Pals, I’ve been stuck in a rut.
With no routine and a fairly stressful deadline not that far away, I’ve found my mental health receding.
Despite the fact I’m on course for a decent mark in my degree and almost at a point where I (hopefully) never have to study ever again – hallelujah! – the idea of working on my final academic hurdle has left me feeling more anxious than I have in a very long time. To put it into perspective, I managed to get more work done after my grandfather died last year than I have since my Masters’ teaching and work experience placement ended in July.
With a lack of concrete routine – and no, Kirst, living your life by the daytime TV schedule is not a routine – I’ve found myself running away from my dissertation (on the cheery topic of grief) and my emails, and into the kitchen.
Don’t want to face the idea of interviewing someone for a piece on how hypnotism can help people through grief and trauma? Let’s make a spiced carrot and lentil soup from scratch.
Don’t want to email that quite important person about their grief podcast in case they say no? Let’s not bother for today and make a slightly weird (but very tasty) Mexican quinoa salad instead.
Don’t want to do some research into your chosen topic, despite only having a week left of your tutor being able to read and critique your work? Nah, let’s look for the best veggie enchilada recipe I can find for when Joe and Holly visit.*
The results have been delicious, if not all that helpful in the academic scheme of things.
I’ll be honest, the last few weeks have been genuinely difficult. I know on the surface my qualms and worries might seem fairly menial to the majority of people reading. I’m still a happy, positive person; I still like a natter over a coffee if I get the chance; I’m still actively applying for jobs and attempting to make future plans.
Despite that, being unable to commit to a part-time job, and being holed up in a flat in the middle of Swansea every day by myself until my boyfriend comes home from work has caused my anxiety towards work accelerate rapidly. Also, don’t even get me started on the weather we’ve been having recently. It’d make anyone want to hide under their duvet forever.
I’m finishing this blog post after going to my first counselling session in over a year. For those who know me well, you’ll know I regularly went to counselling at my previous university and it was a lifeline. With the sudden loss of a friend, depression while abroad, as well losing my grandad in the middle of the ultimate final year balancing act, as cliché as it sounds, counselling saved me. Recognising that some of the panic, worry and procrastination habits I’d fallen back into since the end of traditional teaching was a sign I needed to seek some help – help that can’t always be found in my food processor or a sauté pan.
However, as me and my counsellor discussed, cooking is a tonic. Being able to turn my brain off for half an hour to focus on tackling a new dish, concentrating on chopping onions as finely as I can, or making sure I’ve measured everything out just right to create a yummy dinner can really keep my head in check. I know this isn’t a new phenomenon, and for many other people, mental health can affect our relationship with food in other, much more negative ways, as I’ve previously experienced myself.
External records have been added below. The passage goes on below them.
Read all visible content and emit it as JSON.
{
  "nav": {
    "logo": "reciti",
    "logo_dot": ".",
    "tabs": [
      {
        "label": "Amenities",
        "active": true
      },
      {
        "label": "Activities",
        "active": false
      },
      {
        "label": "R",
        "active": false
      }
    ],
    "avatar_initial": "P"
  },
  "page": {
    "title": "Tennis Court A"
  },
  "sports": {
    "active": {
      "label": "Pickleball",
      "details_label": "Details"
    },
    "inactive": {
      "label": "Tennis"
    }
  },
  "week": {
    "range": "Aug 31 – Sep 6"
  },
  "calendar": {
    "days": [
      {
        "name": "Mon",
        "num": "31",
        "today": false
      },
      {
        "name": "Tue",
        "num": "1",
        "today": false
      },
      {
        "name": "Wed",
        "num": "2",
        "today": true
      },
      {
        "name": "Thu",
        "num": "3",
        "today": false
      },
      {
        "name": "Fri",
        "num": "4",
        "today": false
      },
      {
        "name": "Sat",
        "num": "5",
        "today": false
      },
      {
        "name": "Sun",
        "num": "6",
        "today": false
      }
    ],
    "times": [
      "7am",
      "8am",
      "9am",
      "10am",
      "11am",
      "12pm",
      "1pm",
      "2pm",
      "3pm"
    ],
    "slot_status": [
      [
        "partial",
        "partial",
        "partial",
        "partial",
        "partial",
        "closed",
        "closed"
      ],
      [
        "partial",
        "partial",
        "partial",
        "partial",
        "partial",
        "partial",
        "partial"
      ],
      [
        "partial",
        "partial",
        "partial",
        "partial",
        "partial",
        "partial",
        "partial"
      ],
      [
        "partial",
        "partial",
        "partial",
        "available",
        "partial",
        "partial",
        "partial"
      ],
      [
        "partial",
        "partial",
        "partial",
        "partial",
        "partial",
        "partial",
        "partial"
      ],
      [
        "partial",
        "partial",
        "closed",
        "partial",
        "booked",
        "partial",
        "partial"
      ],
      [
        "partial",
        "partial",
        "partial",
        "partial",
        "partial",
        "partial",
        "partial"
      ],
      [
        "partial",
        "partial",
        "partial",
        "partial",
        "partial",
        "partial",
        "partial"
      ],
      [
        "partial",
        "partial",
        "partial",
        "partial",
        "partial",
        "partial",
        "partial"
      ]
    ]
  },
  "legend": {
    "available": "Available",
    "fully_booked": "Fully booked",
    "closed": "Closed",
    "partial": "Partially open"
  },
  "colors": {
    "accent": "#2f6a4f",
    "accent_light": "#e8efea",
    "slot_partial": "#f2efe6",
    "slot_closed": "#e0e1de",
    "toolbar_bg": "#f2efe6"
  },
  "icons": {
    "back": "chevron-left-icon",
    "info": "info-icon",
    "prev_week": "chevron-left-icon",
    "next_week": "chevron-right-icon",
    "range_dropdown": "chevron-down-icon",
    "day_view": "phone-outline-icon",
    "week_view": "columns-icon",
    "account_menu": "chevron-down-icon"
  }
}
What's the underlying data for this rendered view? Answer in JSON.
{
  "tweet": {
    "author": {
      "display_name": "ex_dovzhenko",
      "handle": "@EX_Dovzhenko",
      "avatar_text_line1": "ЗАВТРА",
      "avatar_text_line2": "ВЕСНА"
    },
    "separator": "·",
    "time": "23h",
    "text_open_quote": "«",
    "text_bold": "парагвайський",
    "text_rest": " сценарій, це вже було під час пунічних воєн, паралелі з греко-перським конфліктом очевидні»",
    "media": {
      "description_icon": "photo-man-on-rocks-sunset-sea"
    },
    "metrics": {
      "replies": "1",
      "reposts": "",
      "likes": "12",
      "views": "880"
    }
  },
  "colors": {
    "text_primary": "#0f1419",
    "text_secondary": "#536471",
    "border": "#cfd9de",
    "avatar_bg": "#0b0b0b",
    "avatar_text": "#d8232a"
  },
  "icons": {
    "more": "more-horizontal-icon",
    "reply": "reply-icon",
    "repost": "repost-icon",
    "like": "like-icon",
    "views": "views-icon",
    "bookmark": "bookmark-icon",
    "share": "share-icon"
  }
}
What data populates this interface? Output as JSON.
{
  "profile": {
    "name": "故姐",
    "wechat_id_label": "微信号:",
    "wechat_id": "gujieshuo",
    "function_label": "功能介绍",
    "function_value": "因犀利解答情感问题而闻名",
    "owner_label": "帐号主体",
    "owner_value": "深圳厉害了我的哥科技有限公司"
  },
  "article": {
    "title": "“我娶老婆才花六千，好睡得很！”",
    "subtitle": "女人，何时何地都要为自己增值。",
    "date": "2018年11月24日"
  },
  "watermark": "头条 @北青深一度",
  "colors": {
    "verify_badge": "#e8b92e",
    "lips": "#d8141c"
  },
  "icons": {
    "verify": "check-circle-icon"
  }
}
But it’s been a game-changer for me this summer.
I’ve been trying to eat healthier and more balanced meals too, especially now I’ve injured my back and can’t get to the gym (there’s always something wrong with me). Being able to take some time out, plan a shopping list with Jack and put some proper time and effort into cooking has brought out a new-found passion in me, one that has been bubbling under the surface since I moved to Swansea almost a year ago. And you can bet your life I’ll keep posting photos of what I’ve been rustling up on my Instagram story – just don’t expect me to become the next foodie influencer extraordinaire (although that wouldn’t be so bad for my bank account #ad #spon).
I’m still looking for the perfect balance right now, and with going home for a bit and on holiday next week, that’s going to be difficult. A tip from my counsellor is to pick certain days to work, leaving the others to devote to reading, getting out and seeing friends, or just having a down day to chill and try not to worry about work. Setting small, achievable goals is another. Even being able to get everything down on a page in a to-do list is a success in itself, as it means I can prioritise what’s actually important, rather than procrastinate proper work with other, much smaller tasks. However, when things are all going a bit haywire in my brain, you’ll probably find me in the kitchen.
And hey, if anyone wants to visit us before I move back to Birmingham, I will happily cook for you. Get your reservations in now though, mind.
The most ironic thing about this whole post is when I was writing this, I’d got fajitas planned for dinner, probably the easiest dinner we have in our flat. I reckon since Jack and I have been together (over three years at this point) about 50% of the meals we’ve had together have been a terribly bastardised yet incredibly yummy version of fajitas. But hey, as long as it takes me out of my overthinking lil’ noggin for an hour, who the hell cares?
*These veggie enchiladas were one of the best things I think I’ve genuinely eaten in my life, full stop. And I’m not just saying that because I made them! Get this recipe in your life now, please. You’ll thank me later.